Steve Buscemi is one of my favorite supporting actors of all time. Every single time he shows on up screen I’m smiling. I mean the man can do it all, funny, scary, dramatic, hell, he can even be a complete badass. And don’t get me started on his eyes; they didn’t become a meme for nothing. So when Animal Factory came in for review and I found out that the man directed it, I was all in. In fact, Animal Factory is the second film that Buscemi directed after Trees Lounge in 1996, neither film has ever crossed my radar until now.
Animal Factory is a 2000 prison drama that tells the story of a young man named Ron, who is convicted and put in prison for selling marijuana. He quickly discovers that the slammer is hell, as he is pretty much immediately harassed and singled out to be sexually abused by the stronger inmates.
However, as luck would have it, Ron catches the eye of one of this particular prison’s old-timers, Earl Copen (played by Willem Dafoe). We don’t really find out why Copen takes a liking to Ron (his motives don’t appear sexual, at least there are no direct actions that would lead us to believe this), but over the course of the film, Copen takes on a bit of a father figure role for the young man.
Copen has long established himself at the prison. He has his hands in a great deal many things in the goings on, from acquiring assets for prisons, to working the files for the prison staff.
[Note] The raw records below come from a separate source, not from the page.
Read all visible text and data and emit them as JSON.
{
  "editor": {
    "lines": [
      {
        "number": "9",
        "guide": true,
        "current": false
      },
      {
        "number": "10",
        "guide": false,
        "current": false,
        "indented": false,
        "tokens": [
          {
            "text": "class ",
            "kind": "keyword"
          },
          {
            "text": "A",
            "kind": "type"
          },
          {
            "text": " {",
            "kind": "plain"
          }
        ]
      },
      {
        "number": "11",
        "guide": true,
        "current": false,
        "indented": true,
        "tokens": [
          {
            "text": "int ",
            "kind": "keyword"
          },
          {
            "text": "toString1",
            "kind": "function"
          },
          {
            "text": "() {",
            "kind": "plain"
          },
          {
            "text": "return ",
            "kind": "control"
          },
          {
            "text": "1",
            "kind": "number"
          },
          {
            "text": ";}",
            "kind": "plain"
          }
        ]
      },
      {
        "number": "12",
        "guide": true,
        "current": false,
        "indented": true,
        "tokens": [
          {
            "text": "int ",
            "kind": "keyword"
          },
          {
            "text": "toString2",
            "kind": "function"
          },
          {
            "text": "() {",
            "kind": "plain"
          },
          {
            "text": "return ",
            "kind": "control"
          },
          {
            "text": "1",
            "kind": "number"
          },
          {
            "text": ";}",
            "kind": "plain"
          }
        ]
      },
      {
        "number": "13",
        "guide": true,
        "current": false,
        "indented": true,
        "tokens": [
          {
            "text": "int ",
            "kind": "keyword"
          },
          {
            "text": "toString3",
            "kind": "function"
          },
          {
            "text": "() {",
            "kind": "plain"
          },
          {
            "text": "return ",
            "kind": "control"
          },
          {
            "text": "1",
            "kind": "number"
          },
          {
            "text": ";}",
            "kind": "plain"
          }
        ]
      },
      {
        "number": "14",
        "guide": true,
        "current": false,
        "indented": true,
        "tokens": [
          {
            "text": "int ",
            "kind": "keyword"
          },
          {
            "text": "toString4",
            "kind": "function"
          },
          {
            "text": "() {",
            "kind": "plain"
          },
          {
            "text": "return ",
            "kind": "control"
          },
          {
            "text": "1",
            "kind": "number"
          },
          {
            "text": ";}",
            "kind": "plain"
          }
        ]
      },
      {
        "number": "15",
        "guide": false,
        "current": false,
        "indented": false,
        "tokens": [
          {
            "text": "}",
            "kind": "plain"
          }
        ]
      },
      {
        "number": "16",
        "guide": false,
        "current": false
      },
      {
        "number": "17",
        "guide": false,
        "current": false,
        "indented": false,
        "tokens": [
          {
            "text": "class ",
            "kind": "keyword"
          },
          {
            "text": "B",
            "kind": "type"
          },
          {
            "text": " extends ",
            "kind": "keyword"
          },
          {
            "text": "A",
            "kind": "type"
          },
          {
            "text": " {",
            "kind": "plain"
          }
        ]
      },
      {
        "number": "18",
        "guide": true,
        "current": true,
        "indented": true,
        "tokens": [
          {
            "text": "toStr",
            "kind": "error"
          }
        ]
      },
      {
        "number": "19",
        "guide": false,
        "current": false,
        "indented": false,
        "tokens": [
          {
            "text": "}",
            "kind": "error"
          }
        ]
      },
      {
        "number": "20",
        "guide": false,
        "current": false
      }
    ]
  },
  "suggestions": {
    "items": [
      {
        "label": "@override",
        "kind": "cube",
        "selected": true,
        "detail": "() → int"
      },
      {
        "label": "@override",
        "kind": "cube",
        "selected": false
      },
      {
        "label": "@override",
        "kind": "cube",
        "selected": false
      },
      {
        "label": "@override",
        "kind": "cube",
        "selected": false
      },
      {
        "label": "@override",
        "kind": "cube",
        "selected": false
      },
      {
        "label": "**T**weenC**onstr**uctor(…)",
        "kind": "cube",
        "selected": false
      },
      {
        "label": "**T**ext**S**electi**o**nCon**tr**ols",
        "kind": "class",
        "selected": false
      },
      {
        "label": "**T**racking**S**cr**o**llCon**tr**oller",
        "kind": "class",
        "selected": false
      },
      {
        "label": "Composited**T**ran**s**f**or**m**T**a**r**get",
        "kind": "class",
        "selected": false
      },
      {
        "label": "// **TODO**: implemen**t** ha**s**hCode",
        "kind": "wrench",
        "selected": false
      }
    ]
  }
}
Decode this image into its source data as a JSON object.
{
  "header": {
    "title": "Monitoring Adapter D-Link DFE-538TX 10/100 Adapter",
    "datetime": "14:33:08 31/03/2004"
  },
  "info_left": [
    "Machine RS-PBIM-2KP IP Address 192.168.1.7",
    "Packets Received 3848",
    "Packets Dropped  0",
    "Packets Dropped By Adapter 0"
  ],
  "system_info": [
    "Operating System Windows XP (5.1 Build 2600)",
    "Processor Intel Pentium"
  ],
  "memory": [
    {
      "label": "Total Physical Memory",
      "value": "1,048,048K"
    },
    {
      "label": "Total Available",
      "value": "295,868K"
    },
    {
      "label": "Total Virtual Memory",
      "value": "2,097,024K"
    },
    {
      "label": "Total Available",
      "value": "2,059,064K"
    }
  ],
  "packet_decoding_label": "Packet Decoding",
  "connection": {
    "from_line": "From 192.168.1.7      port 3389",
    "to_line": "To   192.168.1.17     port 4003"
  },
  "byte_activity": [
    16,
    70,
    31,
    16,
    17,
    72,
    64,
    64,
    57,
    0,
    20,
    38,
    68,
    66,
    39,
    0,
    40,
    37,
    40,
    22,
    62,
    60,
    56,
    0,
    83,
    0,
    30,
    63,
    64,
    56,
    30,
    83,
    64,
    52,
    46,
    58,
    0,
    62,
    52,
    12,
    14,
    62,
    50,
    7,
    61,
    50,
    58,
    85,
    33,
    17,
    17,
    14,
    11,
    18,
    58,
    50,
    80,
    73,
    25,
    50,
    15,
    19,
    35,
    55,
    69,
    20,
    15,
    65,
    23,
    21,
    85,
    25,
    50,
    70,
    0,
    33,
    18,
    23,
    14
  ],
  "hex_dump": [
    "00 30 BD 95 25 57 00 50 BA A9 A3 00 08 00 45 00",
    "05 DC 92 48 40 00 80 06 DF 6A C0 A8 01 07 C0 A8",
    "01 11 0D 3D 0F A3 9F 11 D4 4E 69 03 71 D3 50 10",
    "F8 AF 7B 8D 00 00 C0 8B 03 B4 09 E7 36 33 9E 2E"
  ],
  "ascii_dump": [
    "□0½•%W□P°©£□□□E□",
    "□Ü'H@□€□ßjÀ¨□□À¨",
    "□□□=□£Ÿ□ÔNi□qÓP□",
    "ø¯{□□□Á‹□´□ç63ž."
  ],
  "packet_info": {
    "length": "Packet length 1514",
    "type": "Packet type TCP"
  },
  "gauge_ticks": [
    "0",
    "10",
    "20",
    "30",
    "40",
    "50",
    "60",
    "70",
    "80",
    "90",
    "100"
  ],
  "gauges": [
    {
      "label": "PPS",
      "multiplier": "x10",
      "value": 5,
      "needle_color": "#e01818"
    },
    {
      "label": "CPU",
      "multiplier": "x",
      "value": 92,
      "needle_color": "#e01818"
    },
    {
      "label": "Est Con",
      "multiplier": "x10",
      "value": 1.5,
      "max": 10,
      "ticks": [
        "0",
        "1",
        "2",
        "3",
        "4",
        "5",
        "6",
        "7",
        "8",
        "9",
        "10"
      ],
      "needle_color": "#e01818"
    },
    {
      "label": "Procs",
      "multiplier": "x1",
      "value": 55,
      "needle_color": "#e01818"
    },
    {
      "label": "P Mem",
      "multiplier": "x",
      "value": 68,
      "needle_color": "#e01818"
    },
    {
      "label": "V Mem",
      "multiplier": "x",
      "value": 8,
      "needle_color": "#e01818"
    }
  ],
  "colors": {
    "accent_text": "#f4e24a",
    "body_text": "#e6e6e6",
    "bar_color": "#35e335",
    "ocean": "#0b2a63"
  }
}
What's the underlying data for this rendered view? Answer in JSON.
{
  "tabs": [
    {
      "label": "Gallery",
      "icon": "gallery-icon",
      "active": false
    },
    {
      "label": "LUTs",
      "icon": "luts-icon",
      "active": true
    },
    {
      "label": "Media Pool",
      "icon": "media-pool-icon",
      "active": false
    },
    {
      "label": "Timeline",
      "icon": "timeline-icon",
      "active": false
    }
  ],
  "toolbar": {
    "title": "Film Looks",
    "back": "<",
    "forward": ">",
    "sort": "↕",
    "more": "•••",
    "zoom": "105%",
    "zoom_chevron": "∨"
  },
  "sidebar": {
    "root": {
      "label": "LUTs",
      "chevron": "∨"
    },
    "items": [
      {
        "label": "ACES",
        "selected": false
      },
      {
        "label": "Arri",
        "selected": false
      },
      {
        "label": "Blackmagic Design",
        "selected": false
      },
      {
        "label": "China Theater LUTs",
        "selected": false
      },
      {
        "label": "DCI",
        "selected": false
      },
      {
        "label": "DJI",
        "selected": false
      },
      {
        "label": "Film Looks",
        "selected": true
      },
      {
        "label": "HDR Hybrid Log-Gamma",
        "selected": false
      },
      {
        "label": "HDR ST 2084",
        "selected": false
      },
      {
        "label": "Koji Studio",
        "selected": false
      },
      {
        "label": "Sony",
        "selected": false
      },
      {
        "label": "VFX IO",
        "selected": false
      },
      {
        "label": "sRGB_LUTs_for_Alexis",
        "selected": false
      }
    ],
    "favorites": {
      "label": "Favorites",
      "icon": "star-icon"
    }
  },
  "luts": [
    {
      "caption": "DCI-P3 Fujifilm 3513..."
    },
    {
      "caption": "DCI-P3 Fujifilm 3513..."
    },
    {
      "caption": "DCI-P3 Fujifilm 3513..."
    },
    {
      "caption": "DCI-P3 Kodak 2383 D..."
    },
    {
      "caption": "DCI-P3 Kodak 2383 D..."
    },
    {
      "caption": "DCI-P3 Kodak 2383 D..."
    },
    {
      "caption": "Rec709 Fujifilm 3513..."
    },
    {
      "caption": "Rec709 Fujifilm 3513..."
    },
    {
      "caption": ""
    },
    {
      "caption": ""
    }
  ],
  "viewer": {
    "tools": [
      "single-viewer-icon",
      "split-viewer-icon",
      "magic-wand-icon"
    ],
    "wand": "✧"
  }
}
With this great deal of access, Copen is able to keep an eye out for young Ron and help him fend off unwelcome sexual advances and aggressions from other inmates.
The film really focuses on Earl and Ron’s interactions. We meet Ron’s father briefly in the film and learn that while successful and supportive, he’s largely uninvolved and doesn’t really follow through on his promises at helping Ron. Instead, Earl takes on this role, and his inner circle all do their best to keep each other safe.
Animal Factory is certainly not the first prison drama flick, and for the most part, it doesn’t really do anything new or exciting. What is important in this film, is not a hugely important tale that has wide-reaching repercussions; instead, it offers a very real feeling story that is told in a way that portrays prison life quite accurately. The shame of the matter is that this film came out a few years after The Shawshank Redemption arrived and showed the world what a perfect prison film can be. But don’t let that sway you from seeing this, it really is a worthwhile effort.
Apart from the accuracies and interesting plot, this film also boasts a rather impressive cast. Ron is played by Edward Furlong (who you may or not recognize by name, but is John Connor from Terminator 2), which is pretty rad. But apart from him, and the aforementioned Willem Dafoe, you also have Danny Trejo, Mickey Rourke, John Heard, and Tom Arnold (in a role that you wouldn’t really expect).
So if you enjoyed The Shawshank Redemption, and are interested in the prison drama genre, I would definitely give this film a watch. I think it does a great job at showing prison life and tells an interesting story.
Arrow Video specializes in bringing a wide range of films to Blu-ray with new transfers. For the most part, the films they work with look stellar in high definition. In this case, the film looks pretty good, but not amazing. There are a few noticeable places where the pictures get a bit soft, or there are blemishes where the film was obviously damaged. It’s hard to fault them for this, and this movie is still perfectly watchable.
This release features a 2.0 channel audio track, which isn’t really a surprise since it is largely dialog driven and doesn’t include much in the way of ambient noises or fancy soundtracks. I would have liked to hear this with surround, but I’m guessing this is as good as it will get. For the most part, everything sounded just fine as it was, even if some of the more raucous scenes were harder to keep track of.
As usual with Arrow Films, this release comes with some pretty interesting extras, even if there aren’t a lot of them included. The commentary is pretty interesting, as is the short look at the author Eddie Bunker. The booklet included has a nice essay about the film, and the double sided artwork is always a plus. One interesting note for this release is the blue amaray case, which is not very typical of Arrow Releases at all.
- Commentary with Eddie Bunker and Danny Trejo
- Eddie Bunker: Life of Crime – a 20-minute long look at the author of the book that this film is based on
- Theatrical Trailer
Animal Factory Final Thoughts:
While Animal Factory isn’t as masterfully created or memorable as The Shawshank Redemption, it is still certainly a good film that will undoubtedly please prison drama fans. It features a great cast and is very real feeling – and hey, it was directed by Buscemi – give it a watch! You can grab it from Amazon or most other Blu-ray retailers.
Note: This Blu-ray was sent to us for review. This has not affected our judgment or editorial process in any way. Please contact us if you have any questions regarding this process.